# App and web page records
[Start of Attachment]

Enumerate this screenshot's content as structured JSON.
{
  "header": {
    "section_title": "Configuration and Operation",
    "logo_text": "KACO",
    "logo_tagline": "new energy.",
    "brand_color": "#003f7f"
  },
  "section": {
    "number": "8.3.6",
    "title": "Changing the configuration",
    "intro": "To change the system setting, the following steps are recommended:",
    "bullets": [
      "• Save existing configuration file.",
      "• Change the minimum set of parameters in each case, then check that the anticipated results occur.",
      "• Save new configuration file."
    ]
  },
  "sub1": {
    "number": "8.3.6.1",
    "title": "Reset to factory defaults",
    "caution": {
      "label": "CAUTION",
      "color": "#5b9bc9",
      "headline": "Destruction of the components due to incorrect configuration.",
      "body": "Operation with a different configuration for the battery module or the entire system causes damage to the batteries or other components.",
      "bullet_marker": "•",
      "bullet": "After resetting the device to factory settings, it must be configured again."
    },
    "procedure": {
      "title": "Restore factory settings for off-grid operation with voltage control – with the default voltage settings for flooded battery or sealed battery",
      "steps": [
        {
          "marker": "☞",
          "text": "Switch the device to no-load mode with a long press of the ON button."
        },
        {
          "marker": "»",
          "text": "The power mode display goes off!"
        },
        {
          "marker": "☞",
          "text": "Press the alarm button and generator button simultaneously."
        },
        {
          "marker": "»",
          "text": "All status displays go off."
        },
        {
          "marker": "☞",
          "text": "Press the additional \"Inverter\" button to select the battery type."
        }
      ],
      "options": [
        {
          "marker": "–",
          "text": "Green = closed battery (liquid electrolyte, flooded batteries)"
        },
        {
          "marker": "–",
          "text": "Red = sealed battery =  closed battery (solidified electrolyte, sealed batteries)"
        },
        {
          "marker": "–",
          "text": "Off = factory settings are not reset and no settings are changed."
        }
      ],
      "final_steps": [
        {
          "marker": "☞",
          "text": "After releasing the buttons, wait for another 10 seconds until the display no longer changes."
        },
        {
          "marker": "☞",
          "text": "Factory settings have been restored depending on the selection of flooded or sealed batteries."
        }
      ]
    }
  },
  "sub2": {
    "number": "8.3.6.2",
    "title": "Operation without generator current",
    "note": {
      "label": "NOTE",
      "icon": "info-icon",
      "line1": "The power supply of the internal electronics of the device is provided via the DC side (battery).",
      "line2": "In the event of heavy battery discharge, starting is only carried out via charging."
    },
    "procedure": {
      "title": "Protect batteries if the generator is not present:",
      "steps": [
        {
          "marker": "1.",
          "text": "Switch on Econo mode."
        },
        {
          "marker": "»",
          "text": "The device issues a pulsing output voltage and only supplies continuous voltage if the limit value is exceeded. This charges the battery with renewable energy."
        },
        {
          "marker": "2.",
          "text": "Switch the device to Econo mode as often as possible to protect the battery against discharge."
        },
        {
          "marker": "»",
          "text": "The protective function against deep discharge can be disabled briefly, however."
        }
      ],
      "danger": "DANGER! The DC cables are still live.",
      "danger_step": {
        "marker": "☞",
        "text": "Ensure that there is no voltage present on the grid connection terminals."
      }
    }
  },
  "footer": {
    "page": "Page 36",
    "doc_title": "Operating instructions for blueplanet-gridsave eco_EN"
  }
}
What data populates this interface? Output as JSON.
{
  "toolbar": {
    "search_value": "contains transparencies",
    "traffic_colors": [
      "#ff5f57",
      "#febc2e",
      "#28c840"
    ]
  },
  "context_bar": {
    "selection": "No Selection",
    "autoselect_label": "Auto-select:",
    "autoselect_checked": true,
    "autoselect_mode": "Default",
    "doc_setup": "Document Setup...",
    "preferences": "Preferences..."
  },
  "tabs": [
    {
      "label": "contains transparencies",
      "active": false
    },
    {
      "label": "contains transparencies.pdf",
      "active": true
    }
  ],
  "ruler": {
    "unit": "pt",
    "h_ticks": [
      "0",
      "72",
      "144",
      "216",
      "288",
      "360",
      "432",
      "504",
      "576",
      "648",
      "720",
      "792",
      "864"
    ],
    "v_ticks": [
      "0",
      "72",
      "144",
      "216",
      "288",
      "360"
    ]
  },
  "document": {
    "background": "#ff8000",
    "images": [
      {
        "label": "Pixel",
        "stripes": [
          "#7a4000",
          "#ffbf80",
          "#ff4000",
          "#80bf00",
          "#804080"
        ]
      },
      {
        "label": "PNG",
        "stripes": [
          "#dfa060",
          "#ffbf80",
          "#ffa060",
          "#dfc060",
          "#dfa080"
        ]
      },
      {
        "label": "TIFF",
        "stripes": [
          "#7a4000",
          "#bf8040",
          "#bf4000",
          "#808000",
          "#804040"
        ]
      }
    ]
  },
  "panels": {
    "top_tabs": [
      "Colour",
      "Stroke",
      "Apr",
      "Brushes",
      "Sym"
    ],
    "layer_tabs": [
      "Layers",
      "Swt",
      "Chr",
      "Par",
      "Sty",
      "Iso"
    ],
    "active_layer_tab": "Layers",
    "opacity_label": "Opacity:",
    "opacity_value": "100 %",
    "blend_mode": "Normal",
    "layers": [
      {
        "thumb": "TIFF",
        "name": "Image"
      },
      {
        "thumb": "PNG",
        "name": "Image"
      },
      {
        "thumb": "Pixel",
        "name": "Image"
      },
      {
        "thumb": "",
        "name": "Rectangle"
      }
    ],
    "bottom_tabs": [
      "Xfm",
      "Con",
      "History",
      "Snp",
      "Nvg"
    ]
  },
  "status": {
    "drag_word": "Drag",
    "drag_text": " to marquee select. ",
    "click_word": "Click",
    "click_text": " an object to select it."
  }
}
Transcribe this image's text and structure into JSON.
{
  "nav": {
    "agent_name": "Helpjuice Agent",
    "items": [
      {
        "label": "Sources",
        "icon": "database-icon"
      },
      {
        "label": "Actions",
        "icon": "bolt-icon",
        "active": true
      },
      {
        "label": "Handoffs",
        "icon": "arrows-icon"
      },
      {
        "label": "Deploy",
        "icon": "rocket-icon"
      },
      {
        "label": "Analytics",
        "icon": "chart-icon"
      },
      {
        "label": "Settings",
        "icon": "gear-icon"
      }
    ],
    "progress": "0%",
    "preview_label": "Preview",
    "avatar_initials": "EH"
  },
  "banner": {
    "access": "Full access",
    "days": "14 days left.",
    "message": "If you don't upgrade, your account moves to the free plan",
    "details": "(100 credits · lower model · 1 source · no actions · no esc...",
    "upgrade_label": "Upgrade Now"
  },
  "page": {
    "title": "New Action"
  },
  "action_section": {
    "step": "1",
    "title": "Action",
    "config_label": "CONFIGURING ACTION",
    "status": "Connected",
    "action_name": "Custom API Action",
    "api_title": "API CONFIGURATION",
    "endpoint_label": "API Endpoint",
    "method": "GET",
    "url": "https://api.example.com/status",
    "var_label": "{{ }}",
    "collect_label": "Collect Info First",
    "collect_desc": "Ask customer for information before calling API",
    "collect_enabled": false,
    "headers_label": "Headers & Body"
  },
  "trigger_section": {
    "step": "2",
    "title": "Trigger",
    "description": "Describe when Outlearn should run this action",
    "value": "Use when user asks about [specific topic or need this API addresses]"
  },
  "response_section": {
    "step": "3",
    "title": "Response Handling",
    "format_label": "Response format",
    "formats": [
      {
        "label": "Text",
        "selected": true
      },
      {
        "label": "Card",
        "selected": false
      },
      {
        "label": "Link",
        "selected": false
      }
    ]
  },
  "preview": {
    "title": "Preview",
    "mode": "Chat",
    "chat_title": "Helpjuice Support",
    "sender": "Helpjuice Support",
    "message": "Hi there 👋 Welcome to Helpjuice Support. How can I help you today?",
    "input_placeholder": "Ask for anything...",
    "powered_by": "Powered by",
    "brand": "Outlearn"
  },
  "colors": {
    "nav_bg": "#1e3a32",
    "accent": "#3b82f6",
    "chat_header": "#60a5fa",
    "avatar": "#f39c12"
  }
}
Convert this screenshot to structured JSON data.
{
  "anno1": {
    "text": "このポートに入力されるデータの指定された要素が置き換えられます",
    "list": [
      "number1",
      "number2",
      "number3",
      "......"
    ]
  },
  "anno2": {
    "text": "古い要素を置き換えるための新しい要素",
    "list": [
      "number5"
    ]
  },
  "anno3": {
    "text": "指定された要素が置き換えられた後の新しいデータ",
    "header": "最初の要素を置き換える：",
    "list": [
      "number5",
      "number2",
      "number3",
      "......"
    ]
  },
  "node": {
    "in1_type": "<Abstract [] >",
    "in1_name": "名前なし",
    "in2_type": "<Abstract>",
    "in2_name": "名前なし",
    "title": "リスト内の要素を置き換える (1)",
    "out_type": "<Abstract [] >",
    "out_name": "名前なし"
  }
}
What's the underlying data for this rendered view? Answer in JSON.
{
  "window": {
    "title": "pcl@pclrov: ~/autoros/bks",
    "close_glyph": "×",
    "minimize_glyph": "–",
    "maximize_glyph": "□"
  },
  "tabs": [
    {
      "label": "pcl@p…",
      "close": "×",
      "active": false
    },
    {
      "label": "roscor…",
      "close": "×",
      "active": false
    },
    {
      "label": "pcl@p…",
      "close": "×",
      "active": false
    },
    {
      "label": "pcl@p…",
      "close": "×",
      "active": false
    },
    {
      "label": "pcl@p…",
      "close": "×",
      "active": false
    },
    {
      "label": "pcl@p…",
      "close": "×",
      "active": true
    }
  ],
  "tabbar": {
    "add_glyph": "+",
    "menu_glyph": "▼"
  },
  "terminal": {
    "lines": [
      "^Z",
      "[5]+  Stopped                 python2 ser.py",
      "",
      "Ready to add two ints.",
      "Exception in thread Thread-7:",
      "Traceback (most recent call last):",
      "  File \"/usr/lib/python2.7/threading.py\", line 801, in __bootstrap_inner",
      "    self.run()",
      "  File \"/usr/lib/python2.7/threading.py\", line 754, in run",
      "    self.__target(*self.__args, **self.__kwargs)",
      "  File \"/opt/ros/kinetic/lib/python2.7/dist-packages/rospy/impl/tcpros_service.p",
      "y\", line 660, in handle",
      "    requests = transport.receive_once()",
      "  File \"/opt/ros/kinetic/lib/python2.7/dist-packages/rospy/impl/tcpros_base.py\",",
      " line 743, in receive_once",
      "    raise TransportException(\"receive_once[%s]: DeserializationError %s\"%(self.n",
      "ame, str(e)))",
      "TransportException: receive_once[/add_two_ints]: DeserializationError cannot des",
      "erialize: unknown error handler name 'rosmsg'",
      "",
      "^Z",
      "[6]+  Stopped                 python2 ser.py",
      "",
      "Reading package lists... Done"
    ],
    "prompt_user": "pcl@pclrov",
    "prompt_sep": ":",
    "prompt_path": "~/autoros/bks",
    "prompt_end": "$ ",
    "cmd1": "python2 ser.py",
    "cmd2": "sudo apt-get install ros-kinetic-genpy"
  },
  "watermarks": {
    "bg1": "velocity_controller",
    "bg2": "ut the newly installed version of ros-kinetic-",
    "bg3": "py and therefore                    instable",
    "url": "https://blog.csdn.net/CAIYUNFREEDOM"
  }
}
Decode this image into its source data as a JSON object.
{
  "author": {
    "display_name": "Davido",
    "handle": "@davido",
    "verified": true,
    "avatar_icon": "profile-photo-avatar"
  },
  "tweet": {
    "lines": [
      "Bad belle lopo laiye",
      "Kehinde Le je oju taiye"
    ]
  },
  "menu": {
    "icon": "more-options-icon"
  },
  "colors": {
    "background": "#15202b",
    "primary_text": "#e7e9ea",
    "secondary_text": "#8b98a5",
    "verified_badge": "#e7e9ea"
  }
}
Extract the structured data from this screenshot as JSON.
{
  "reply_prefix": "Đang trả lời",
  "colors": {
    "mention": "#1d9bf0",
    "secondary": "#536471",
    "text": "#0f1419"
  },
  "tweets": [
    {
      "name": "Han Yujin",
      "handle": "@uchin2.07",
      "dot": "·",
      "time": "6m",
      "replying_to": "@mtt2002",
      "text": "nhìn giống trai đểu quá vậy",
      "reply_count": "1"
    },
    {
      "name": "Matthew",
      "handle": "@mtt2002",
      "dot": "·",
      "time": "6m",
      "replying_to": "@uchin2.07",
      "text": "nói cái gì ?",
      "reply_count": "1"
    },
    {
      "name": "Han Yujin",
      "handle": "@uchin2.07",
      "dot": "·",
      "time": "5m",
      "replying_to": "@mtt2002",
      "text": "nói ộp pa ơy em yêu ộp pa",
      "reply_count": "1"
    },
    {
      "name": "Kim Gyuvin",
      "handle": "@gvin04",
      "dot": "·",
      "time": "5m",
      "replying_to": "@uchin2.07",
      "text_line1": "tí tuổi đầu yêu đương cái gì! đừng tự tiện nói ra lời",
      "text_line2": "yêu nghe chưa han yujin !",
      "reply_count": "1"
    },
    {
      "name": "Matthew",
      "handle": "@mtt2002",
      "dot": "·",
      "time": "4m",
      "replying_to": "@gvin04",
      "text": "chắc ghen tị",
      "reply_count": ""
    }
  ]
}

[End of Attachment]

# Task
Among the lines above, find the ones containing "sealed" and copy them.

# Answer space
      "title": "Restore factory settings for off-grid operation with voltage control – with the default voltage settings for flooded battery or sealed battery",
          "text": "Red = sealed battery =  closed battery (solidified electrolyte, sealed batteries)"
          "text": "Factory settings have been restored depending on the selection of flooded or sealed batteries."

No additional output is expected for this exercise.